== Task goal ==
Reproduction without pictures: print every entry precisely as written.

[Input data — start]

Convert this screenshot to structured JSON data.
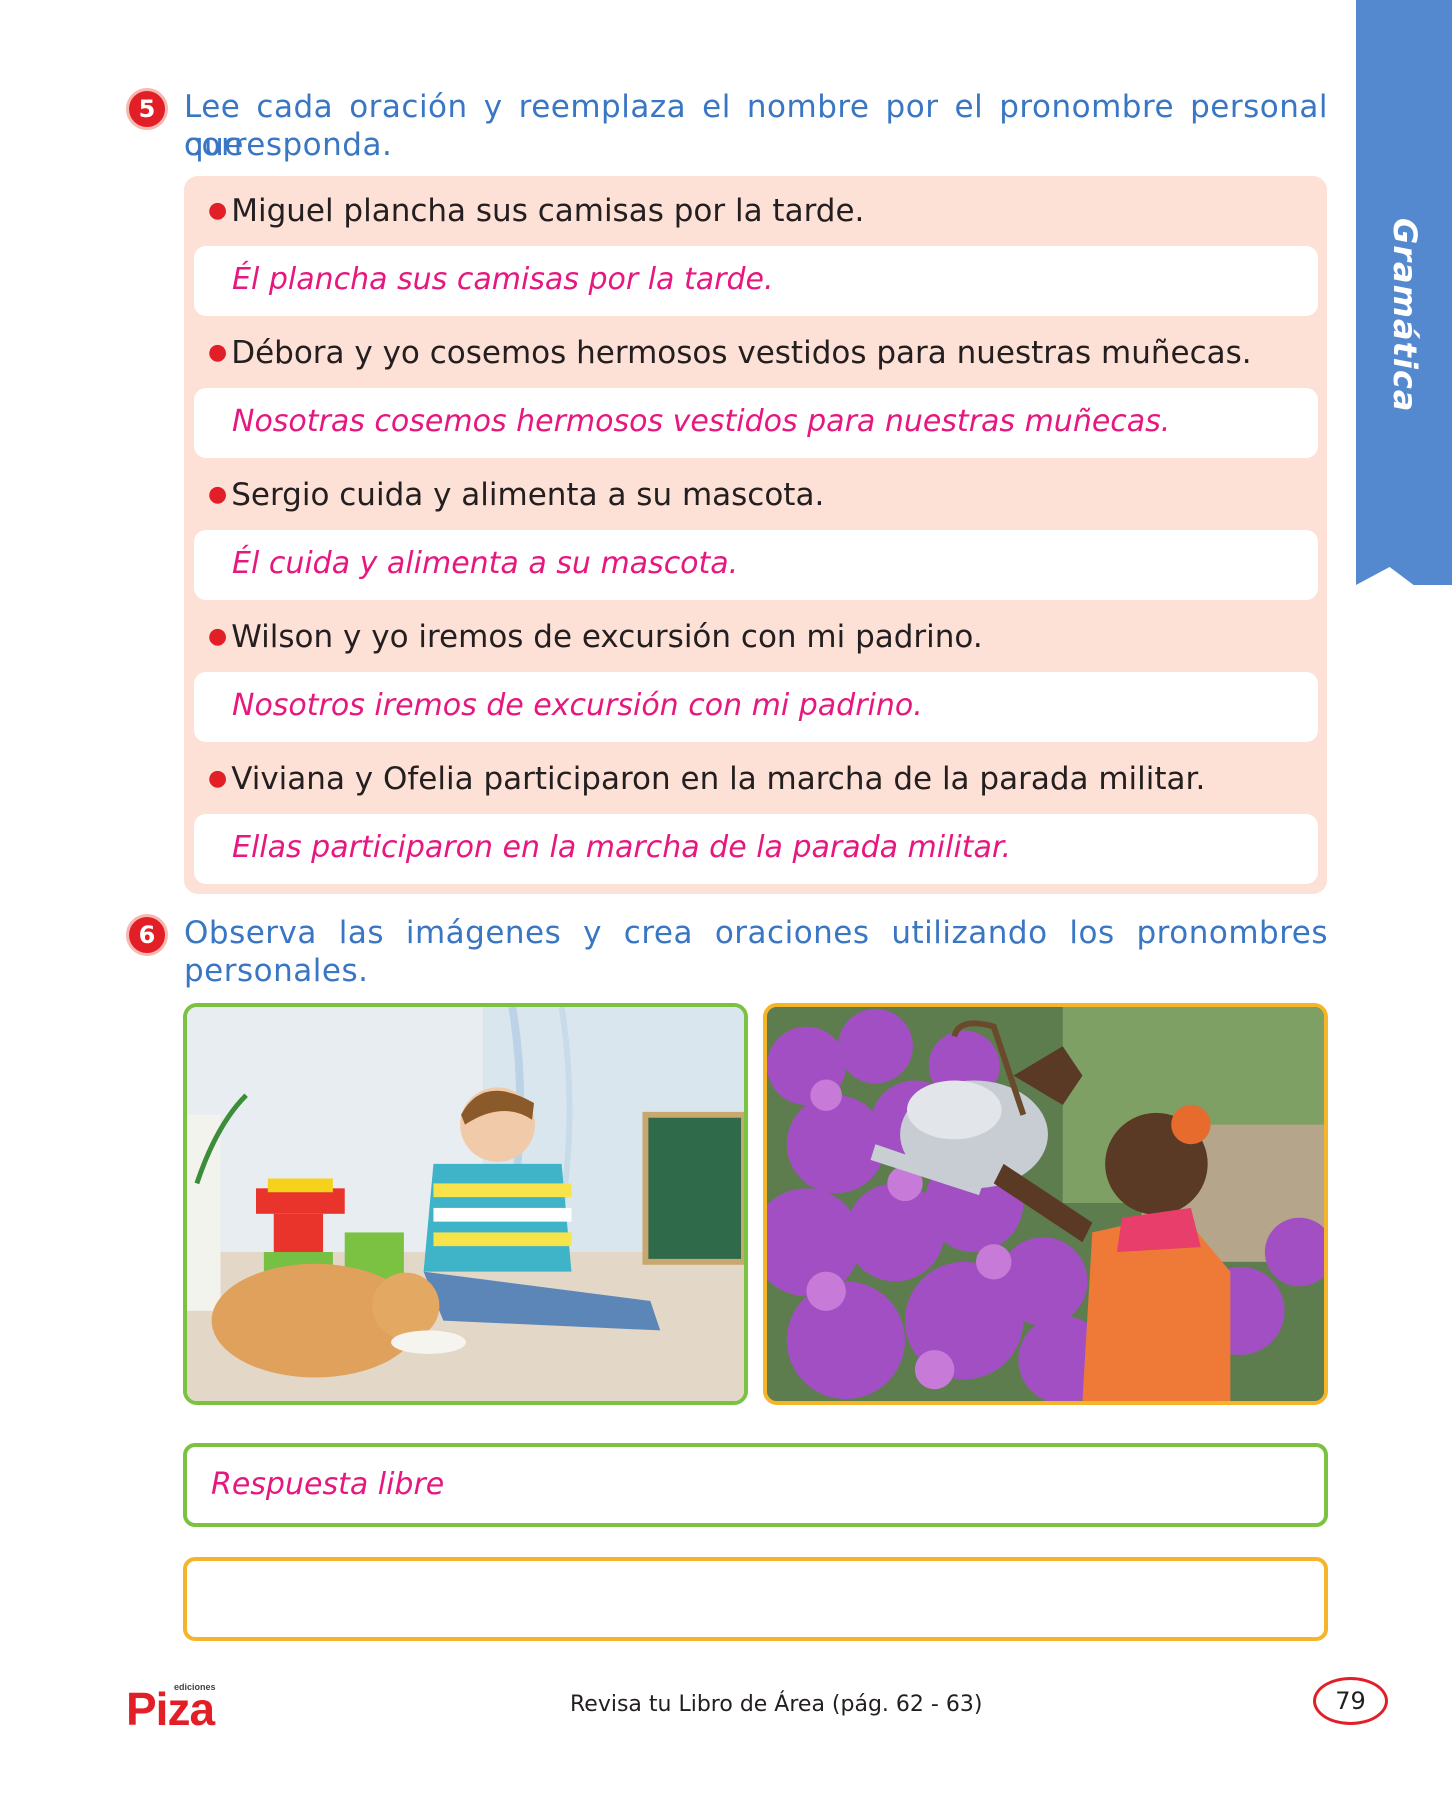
{
  "side_tab": {
    "label": "Gramática"
  },
  "activity5": {
    "number": "5",
    "instruction_line1": "Lee cada oración y reemplaza el nombre por el pronombre personal que",
    "instruction_line2": "corresponda.",
    "items": [
      {
        "prompt": "Miguel plancha sus camisas por la tarde.",
        "answer": "Él plancha sus camisas por la tarde."
      },
      {
        "prompt": "Débora y yo cosemos hermosos vestidos para nuestras muñecas.",
        "answer": "Nosotras cosemos hermosos vestidos para nuestras muñecas."
      },
      {
        "prompt": "Sergio cuida y alimenta a su mascota.",
        "answer": "Él cuida y alimenta a su mascota."
      },
      {
        "prompt": "Wilson y yo iremos de excursión con mi padrino.",
        "answer": "Nosotros iremos de excursión con mi padrino."
      },
      {
        "prompt": "Viviana y Ofelia participaron en la marcha de la parada militar.",
        "answer": "Ellas participaron en la marcha de la parada militar."
      }
    ]
  },
  "activity6": {
    "number": "6",
    "instruction_line1": "Observa las imágenes y crea oraciones utilizando los pronombres",
    "instruction_line2": "personales.",
    "photos": [
      "boy-petting-cat-photo",
      "girl-watering-flowers-photo"
    ],
    "responses": [
      "Respuesta libre",
      ""
    ]
  },
  "footer": {
    "logo_small": "ediciones",
    "logo_main": "Piza",
    "reference": "Revisa tu Libro de Área (pág. 62 - 63)",
    "page_number": "79"
  },
  "colors": {
    "blue": "#3976c4",
    "red": "#e21f26",
    "magenta": "#e6177f",
    "panel": "#fde0d6",
    "green": "#7cc242",
    "yellow": "#f5b52b",
    "tab": "#5589cf"
  }
}
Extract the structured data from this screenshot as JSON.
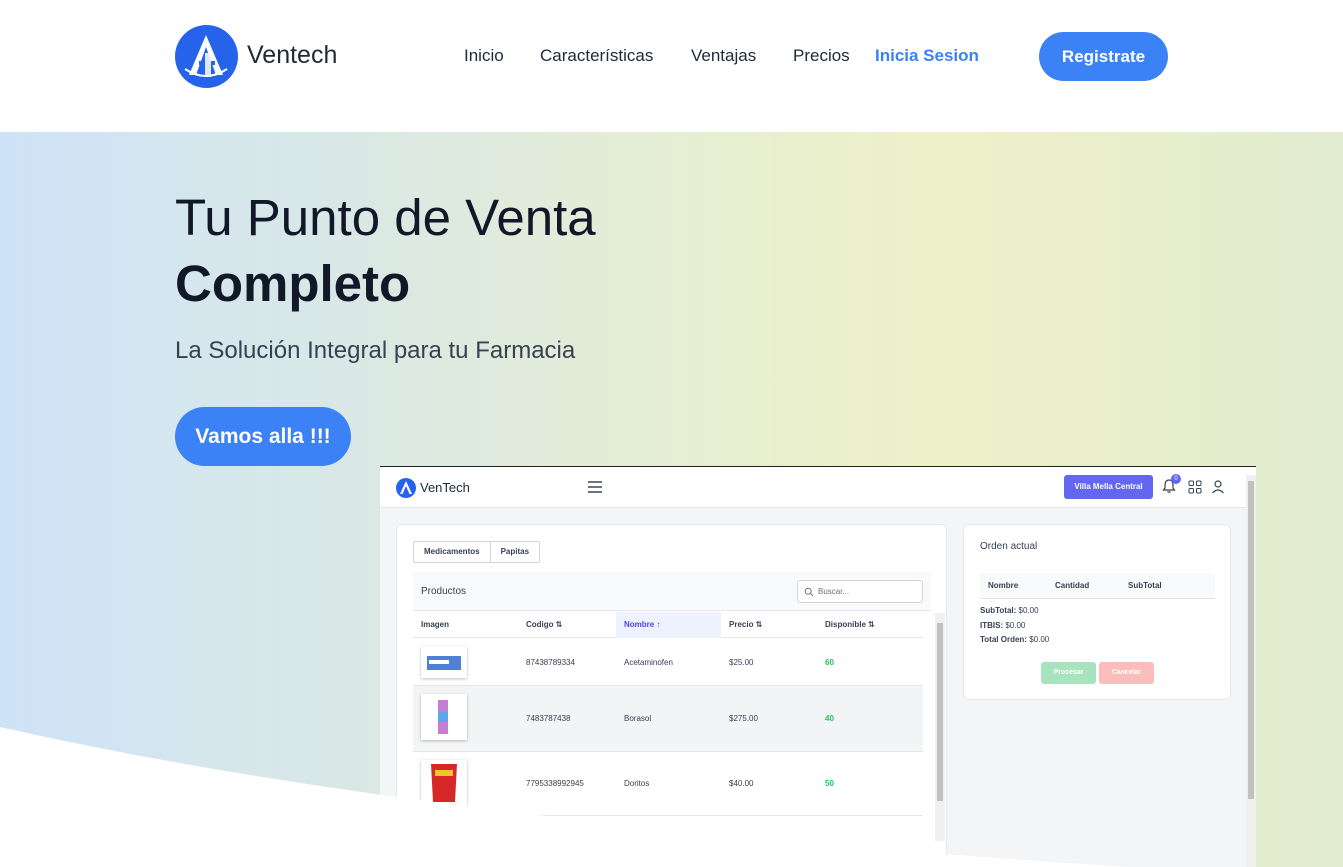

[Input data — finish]

== Answer section ==
Convert this screenshot to structured JSON data.
{
  "side_tab": {
    "label": "Gramática"
  },
  "activity5": {
    "number": "5",
    "instruction_line1": "Lee cada oración y reemplaza el nombre por el pronombre personal que",
    "instruction_line2": "corresponda.",
    "items": [
      {
        "prompt": "Miguel plancha sus camisas por la tarde.",
        "answer": "Él plancha sus camisas por la tarde."
      },
      {
        "prompt": "Débora y yo cosemos hermosos vestidos para nuestras muñecas.",
        "answer": "Nosotras cosemos hermosos vestidos para nuestras muñecas."
      },
      {
        "prompt": "Sergio cuida y alimenta a su mascota.",
        "answer": "Él cuida y alimenta a su mascota."
      },
      {
        "prompt": "Wilson y yo iremos de excursión con mi padrino.",
        "answer": "Nosotros iremos de excursión con mi padrino."
      },
      {
        "prompt": "Viviana y Ofelia participaron en la marcha de la parada militar.",
        "answer": "Ellas participaron en la marcha de la parada militar."
      }
    ]
  },
  "activity6": {
    "number": "6",
    "instruction_line1": "Observa las imágenes y crea oraciones utilizando los pronombres",
    "instruction_line2": "personales.",
    "photos": [
      "boy-petting-cat-photo",
      "girl-watering-flowers-photo"
    ],
    "responses": [
      "Respuesta libre",
      ""
    ]
  },
  "footer": {
    "logo_small": "ediciones",
    "logo_main": "Piza",
    "reference": "Revisa tu Libro de Área (pág. 62 - 63)",
    "page_number": "79"
  },
  "colors": {
    "blue": "#3976c4",
    "red": "#e21f26",
    "magenta": "#e6177f",
    "panel": "#fde0d6",
    "green": "#7cc242",
    "yellow": "#f5b52b",
    "tab": "#5589cf"
  }
}
Extract the structured data from this screenshot as JSON.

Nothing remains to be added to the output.